Members of the community have formed a coalition to protect local wildlife. According to its members Harbor Bay Business Park, has been rich with many species of wild birds  and a colony of jack rabbits as far back as anyone remembers. The coalition says that increasing development in the area has forced the jack rabbits to occupy smaller and smaller parcels of land to nest and breed in. 

Activists concerned about the plight of a colony of jackrabbits, about to be displaced by further development at the Harbor Bay Business Park, recently posted this video to YouTube. For the background on this story, see http://alamedasun.com/news/coalition-takes-stand-wildlife.

To see the coalition's video of Bay Farm's resident rabbits, click here https://youtu.be/zhvmN4-zCjg


Eleven talented wildlife photographers will present their works in the Stafford Meeting Rooms at the Main Library, 1550 Oak St., starting this Sunday, Feb. 28. Their works include vivid photographs of wildlife, all taken in Alameda.

Organized the Friends of Alameda Wildlife the exhibition offers an opportunity to learn about species that called the Island City home. These include harbor seals, least terns, snowy plovers and brown pelicans. 
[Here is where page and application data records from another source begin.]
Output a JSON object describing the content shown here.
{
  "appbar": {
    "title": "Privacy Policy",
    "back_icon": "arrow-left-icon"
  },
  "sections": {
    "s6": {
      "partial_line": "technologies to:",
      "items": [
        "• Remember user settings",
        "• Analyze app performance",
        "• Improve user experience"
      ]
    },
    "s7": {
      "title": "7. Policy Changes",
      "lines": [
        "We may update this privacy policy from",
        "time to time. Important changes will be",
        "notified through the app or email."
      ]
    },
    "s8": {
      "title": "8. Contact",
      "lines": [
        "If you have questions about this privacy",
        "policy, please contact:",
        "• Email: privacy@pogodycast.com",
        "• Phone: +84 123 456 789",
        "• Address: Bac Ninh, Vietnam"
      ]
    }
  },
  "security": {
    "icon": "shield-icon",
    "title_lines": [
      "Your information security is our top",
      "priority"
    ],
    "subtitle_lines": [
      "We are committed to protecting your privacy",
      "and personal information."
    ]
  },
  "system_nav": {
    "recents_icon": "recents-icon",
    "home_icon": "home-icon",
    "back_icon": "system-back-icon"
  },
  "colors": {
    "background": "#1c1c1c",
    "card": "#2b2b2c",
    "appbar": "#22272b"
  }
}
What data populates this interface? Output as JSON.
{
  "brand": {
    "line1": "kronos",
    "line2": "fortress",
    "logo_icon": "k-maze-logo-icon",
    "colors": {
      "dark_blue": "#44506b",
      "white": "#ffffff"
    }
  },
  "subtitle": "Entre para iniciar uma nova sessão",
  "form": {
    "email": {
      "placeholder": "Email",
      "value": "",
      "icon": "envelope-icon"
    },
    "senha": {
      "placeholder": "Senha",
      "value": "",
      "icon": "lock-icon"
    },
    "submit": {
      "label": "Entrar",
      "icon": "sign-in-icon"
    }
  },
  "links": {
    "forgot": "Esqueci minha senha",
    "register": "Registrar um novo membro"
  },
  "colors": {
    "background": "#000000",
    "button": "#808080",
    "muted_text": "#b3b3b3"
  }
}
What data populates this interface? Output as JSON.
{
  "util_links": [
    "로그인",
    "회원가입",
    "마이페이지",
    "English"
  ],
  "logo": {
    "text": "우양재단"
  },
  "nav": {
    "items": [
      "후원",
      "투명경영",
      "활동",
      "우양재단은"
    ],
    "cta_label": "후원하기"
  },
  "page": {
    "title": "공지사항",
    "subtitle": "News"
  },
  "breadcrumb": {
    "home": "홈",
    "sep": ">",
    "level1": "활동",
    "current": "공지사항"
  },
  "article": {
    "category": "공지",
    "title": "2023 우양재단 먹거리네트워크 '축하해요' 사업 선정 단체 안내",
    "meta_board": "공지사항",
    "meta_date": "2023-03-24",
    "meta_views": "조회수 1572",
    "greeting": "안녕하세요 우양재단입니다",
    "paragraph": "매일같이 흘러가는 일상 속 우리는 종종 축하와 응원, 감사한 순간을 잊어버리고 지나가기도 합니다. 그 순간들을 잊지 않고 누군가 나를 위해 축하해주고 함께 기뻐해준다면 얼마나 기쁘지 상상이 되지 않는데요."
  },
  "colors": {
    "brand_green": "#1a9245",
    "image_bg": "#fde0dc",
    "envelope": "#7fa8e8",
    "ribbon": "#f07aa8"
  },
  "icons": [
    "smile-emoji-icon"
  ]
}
Given the recent news stories and statewide mandates, you have no doubt heard how the drought is affecting our community. You may be less aware of the ways it can impact our pets.

With little frost to mitigate their reproduction and rain to wash them away, fleas are now in greater abundance. Fleas are not only annoying but pose serious health risks to pets if left untreated. Monthly flea treatments are more important than ever along with regular bathing to ensure your pet’s health.

In 1965, the Golden Gate Audubon Society began working with Alameda conservationist Elsie Roemer to stop the Utah Construction and Mining Company from filling in salt marshes on Bay Farm Island. Conservationists, including Roemer, worked to preserve some of these marshes, including one along the shores of San Francisco Bay at the southern end of Broadway. When developers wanted to purchase this marsh, the East Bay Regional Park District stepped in and made it a part of Crown Beach.